We collected Twitter, Wikipedia, YouTube, and Facebook data on major parties, general hashtags (e.g., #ge2015), all MP candidates whose social media ids are known, and voter advice applications.

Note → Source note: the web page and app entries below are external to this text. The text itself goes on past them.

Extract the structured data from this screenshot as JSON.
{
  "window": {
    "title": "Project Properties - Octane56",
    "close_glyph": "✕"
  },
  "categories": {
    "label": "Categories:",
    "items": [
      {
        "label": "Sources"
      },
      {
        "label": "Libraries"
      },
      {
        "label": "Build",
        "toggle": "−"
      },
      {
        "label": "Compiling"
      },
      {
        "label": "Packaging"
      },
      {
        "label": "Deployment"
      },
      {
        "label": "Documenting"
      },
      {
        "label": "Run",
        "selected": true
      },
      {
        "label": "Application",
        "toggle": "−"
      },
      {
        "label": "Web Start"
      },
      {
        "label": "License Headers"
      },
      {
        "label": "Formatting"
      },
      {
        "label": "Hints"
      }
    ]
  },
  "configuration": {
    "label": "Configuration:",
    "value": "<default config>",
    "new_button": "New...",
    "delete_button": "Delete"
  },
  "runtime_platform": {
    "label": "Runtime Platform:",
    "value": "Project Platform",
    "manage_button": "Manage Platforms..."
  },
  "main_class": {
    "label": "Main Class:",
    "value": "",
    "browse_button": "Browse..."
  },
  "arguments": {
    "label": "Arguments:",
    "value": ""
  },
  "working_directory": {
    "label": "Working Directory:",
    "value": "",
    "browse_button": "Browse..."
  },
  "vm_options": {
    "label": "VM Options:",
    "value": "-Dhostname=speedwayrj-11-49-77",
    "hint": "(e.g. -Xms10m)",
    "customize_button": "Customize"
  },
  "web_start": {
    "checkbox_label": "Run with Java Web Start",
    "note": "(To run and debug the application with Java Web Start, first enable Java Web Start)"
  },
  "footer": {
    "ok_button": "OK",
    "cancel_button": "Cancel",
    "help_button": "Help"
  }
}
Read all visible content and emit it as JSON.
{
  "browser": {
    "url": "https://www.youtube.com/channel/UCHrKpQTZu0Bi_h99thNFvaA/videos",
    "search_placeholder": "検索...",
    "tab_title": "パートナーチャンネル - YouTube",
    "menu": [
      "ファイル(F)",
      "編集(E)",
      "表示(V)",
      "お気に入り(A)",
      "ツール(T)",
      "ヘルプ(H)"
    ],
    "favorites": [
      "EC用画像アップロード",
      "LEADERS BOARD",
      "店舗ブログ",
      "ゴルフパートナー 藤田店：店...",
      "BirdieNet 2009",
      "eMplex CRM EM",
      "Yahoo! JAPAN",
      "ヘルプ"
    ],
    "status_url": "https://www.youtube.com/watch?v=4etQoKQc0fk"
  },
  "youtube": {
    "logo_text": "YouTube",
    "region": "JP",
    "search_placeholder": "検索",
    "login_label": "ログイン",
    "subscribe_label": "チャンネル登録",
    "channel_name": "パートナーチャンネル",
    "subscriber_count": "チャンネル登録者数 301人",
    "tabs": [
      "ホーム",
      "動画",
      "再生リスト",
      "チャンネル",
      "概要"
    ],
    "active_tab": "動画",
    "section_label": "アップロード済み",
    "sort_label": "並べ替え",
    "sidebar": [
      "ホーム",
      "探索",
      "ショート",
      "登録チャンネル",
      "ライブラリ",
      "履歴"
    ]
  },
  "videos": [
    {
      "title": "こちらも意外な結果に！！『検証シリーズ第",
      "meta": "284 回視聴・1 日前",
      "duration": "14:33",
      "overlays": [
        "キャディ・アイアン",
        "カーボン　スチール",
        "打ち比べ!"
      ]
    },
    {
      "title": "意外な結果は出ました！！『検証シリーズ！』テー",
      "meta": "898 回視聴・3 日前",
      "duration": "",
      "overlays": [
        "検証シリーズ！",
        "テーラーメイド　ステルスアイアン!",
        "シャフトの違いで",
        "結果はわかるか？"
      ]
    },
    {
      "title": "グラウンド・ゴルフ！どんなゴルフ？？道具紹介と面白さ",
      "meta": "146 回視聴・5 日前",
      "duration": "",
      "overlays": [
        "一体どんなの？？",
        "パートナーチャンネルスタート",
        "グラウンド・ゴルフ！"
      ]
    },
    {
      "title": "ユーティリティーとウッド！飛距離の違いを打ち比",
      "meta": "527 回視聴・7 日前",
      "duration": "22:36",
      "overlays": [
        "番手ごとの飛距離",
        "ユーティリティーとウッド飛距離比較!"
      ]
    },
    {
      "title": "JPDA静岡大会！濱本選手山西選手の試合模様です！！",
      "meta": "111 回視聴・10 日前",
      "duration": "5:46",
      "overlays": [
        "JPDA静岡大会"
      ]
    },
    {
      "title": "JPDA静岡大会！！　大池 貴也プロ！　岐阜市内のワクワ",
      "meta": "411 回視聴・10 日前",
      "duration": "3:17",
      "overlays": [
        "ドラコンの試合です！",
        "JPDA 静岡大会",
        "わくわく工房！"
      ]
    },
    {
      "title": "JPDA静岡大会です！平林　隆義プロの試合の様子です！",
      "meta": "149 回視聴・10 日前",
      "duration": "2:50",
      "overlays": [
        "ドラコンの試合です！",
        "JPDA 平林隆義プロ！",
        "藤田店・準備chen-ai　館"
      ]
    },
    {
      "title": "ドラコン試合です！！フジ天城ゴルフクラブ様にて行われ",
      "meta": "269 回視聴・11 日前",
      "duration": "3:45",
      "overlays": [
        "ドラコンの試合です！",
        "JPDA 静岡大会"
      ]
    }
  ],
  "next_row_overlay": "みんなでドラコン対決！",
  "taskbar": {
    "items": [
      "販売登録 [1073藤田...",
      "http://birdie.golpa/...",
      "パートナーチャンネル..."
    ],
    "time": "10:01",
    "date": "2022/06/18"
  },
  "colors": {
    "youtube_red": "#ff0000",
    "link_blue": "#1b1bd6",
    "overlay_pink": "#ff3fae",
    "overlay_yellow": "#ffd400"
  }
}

The data we produced during our election night data-hack produced a mixed picture. We were able to show that the Liberal Democrats were much weaker than the Tories and Labour on Twitter, whilst the SNP were much stronger; we also showed more Wikipedia interest for the Tories than Labour, both things which chime with the overall results. But a simple summing of mention counts per constituency produces a highly inaccurate picture: generally understating large parties and overstating small ones. And it’s certainly striking that the greater levels of effort Labour were putting into Twitter didn’t translate into electoral success: a warning for campaigns focusing solely on the “online” element.